> **The problem**: The only acceptable output is every entry, printed exactly.

(Stored data)
◇ ◇ ◇
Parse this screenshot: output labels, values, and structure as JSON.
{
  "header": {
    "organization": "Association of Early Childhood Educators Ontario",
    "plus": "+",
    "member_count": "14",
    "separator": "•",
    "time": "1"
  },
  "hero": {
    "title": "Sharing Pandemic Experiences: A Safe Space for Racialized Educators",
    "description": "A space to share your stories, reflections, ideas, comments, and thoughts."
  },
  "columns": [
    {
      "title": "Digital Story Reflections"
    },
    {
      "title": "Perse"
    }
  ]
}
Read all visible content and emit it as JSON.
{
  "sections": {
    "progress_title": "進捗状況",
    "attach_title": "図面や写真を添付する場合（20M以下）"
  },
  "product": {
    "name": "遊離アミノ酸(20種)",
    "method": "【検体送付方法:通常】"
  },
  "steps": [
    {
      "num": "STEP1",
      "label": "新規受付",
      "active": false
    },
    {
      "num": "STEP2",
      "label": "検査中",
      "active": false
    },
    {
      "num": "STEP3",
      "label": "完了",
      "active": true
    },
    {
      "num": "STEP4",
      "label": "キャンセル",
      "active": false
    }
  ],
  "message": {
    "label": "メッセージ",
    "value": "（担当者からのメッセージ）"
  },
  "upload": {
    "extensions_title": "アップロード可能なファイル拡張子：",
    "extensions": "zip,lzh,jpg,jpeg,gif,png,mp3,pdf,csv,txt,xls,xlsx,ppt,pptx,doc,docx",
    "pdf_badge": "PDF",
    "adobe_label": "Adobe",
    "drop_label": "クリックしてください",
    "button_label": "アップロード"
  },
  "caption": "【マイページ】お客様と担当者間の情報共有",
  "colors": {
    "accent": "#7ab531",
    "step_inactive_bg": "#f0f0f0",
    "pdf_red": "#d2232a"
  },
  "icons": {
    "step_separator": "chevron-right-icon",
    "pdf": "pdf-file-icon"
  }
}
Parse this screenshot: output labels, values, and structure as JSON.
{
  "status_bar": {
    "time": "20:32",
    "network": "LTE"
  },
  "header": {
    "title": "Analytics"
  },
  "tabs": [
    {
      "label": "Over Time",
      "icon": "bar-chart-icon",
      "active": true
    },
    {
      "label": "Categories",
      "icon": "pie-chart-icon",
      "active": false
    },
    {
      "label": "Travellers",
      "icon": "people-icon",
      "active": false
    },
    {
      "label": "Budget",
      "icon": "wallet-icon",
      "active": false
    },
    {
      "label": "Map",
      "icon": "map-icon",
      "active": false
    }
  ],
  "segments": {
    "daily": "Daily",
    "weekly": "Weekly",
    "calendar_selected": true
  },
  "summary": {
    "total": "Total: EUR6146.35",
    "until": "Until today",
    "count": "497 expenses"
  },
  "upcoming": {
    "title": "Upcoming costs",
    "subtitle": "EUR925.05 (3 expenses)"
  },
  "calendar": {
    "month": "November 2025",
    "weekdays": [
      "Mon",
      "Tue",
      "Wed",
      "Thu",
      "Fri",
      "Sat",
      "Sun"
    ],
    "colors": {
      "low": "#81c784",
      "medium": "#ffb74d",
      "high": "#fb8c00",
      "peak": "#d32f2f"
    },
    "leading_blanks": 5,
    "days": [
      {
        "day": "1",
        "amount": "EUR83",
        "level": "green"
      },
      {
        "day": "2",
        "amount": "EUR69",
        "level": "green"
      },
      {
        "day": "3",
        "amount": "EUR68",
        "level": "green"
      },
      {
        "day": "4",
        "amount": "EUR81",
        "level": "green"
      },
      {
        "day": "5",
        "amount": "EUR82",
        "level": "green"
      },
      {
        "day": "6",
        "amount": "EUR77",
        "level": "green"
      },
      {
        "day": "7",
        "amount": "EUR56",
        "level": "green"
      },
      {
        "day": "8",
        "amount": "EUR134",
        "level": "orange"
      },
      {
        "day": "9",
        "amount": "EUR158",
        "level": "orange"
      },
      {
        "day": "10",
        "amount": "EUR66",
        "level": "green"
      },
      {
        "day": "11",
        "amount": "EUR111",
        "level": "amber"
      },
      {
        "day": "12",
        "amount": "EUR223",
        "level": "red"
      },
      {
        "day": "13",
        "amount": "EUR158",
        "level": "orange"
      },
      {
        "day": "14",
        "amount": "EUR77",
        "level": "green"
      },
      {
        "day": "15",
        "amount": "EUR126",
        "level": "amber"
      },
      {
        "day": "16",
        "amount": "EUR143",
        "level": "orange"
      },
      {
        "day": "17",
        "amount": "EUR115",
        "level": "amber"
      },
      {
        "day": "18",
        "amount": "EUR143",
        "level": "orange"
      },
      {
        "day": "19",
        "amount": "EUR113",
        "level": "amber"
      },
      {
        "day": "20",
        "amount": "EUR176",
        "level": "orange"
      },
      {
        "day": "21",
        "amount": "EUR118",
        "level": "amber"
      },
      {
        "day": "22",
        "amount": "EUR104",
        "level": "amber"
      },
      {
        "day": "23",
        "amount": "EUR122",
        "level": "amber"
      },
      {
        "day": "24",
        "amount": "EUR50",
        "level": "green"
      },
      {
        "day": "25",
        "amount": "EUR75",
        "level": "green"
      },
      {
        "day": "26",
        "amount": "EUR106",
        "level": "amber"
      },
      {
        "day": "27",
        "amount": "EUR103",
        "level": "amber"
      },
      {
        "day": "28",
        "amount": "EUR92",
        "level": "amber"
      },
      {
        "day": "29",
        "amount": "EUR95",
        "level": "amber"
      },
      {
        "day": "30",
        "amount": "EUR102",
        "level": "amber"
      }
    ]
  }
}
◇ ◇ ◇
> **Result of the task**:
Parse this screenshot: output labels, values, and structure as JSON.
{
  "header": {
    "organization": "Association of Early Childhood Educators Ontario",
    "plus": "+",
    "member_count": "14",
    "separator": "•",
    "time": "1"
  },
  "hero": {
    "title": "Sharing Pandemic Experiences: A Safe Space for Racialized Educators",
    "description": "A space to share your stories, reflections, ideas, comments, and thoughts."
  },
  "columns": [
    {
      "title": "Digital Story Reflections"
    },
    {
      "title": "Perse"
    }
  ]
}
Read all visible content and emit it as JSON.
{
  "sections": {
    "progress_title": "進捗状況",
    "attach_title": "図面や写真を添付する場合（20M以下）"
  },
  "product": {
    "name": "遊離アミノ酸(20種)",
    "method": "【検体送付方法:通常】"
  },
  "steps": [
    {
      "num": "STEP1",
      "label": "新規受付",
      "active": false
    },
    {
      "num": "STEP2",
      "label": "検査中",
      "active": false
    },
    {
      "num": "STEP3",
      "label": "完了",
      "active": true
    },
    {
      "num": "STEP4",
      "label": "キャンセル",
      "active": false
    }
  ],
  "message": {
    "label": "メッセージ",
    "value": "（担当者からのメッセージ）"
  },
  "upload": {
    "extensions_title": "アップロード可能なファイル拡張子：",
    "extensions": "zip,lzh,jpg,jpeg,gif,png,mp3,pdf,csv,txt,xls,xlsx,ppt,pptx,doc,docx",
    "pdf_badge": "PDF",
    "adobe_label": "Adobe",
    "drop_label": "クリックしてください",
    "button_label": "アップロード"
  },
  "caption": "【マイページ】お客様と担当者間の情報共有",
  "colors": {
    "accent": "#7ab531",
    "step_inactive_bg": "#f0f0f0",
    "pdf_red": "#d2232a"
  },
  "icons": {
    "step_separator": "chevron-right-icon",
    "pdf": "pdf-file-icon"
  }
}
Parse this screenshot: output labels, values, and structure as JSON.
{
  "status_bar": {
    "time": "20:32",
    "network": "LTE"
  },
  "header": {
    "title": "Analytics"
  },
  "tabs": [
    {
      "label": "Over Time",
      "icon": "bar-chart-icon",
      "active": true
    },
    {
      "label": "Categories",
      "icon": "pie-chart-icon",
      "active": false
    },
    {
      "label": "Travellers",
      "icon": "people-icon",
      "active": false
    },
    {
      "label": "Budget",
      "icon": "wallet-icon",
      "active": false
    },
    {
      "label": "Map",
      "icon": "map-icon",
      "active": false
    }
  ],
  "segments": {
    "daily": "Daily",
    "weekly": "Weekly",
    "calendar_selected": true
  },
  "summary": {
    "total": "Total: EUR6146.35",
    "until": "Until today",
    "count": "497 expenses"
  },
  "upcoming": {
    "title": "Upcoming costs",
    "subtitle": "EUR925.05 (3 expenses)"
  },
  "calendar": {
    "month": "November 2025",
    "weekdays": [
      "Mon",
      "Tue",
      "Wed",
      "Thu",
      "Fri",
      "Sat",
      "Sun"
    ],
    "colors": {
      "low": "#81c784",
      "medium": "#ffb74d",
      "high": "#fb8c00",
      "peak": "#d32f2f"
    },
    "leading_blanks": 5,
    "days": [
      {
        "day": "1",
        "amount": "EUR83",
        "level": "green"
      },
      {
        "day": "2",
        "amount": "EUR69",
        "level": "green"
      },
      {
        "day": "3",
        "amount": "EUR68",
        "level": "green"
      },
      {
        "day": "4",
        "amount": "EUR81",
        "level": "green"
      },
      {
        "day": "5",
        "amount": "EUR82",
        "level": "green"
      },
      {
        "day": "6",
        "amount": "EUR77",
        "level": "green"
      },
      {
        "day": "7",
        "amount": "EUR56",
        "level": "green"
      },
      {
        "day": "8",
        "amount": "EUR134",
        "level": "orange"
      },
      {
        "day": "9",
        "amount": "EUR158",
        "level": "orange"
      },
      {
        "day": "10",
        "amount": "EUR66",
        "level": "green"
      },
      {
        "day": "11",
        "amount": "EUR111",
        "level": "amber"
      },
      {
        "day": "12",
        "amount": "EUR223",
        "level": "red"
      },
      {
        "day": "13",
        "amount": "EUR158",
        "level": "orange"
      },
      {
        "day": "14",
        "amount": "EUR77",
        "level": "green"
      },
      {
        "day": "15",
        "amount": "EUR126",
        "level": "amber"
      },
      {
        "day": "16",
        "amount": "EUR143",
        "level": "orange"
      },
      {
        "day": "17",
        "amount": "EUR115",
        "level": "amber"
      },
      {
        "day": "18",
        "amount": "EUR143",
        "level": "orange"
      },
      {
        "day": "19",
        "amount": "EUR113",
        "level": "amber"
      },
      {
        "day": "20",
        "amount": "EUR176",
        "level": "orange"
      },
      {
        "day": "21",
        "amount": "EUR118",
        "level": "amber"
      },
      {
        "day": "22",
        "amount": "EUR104",
        "level": "amber"
      },
      {
        "day": "23",
        "amount": "EUR122",
        "level": "amber"
      },
      {
        "day": "24",
        "amount": "EUR50",
        "level": "green"
      },
      {
        "day": "25",
        "amount": "EUR75",
        "level": "green"
      },
      {
        "day": "26",
        "amount": "EUR106",
        "level": "amber"
      },
      {
        "day": "27",
        "amount": "EUR103",
        "level": "amber"
      },
      {
        "day": "28",
        "amount": "EUR92",
        "level": "amber"
      },
      {
        "day": "29",
        "amount": "EUR95",
        "level": "amber"
      },
      {
        "day": "30",
        "amount": "EUR102",
        "level": "amber"
      }
    ]
  }
}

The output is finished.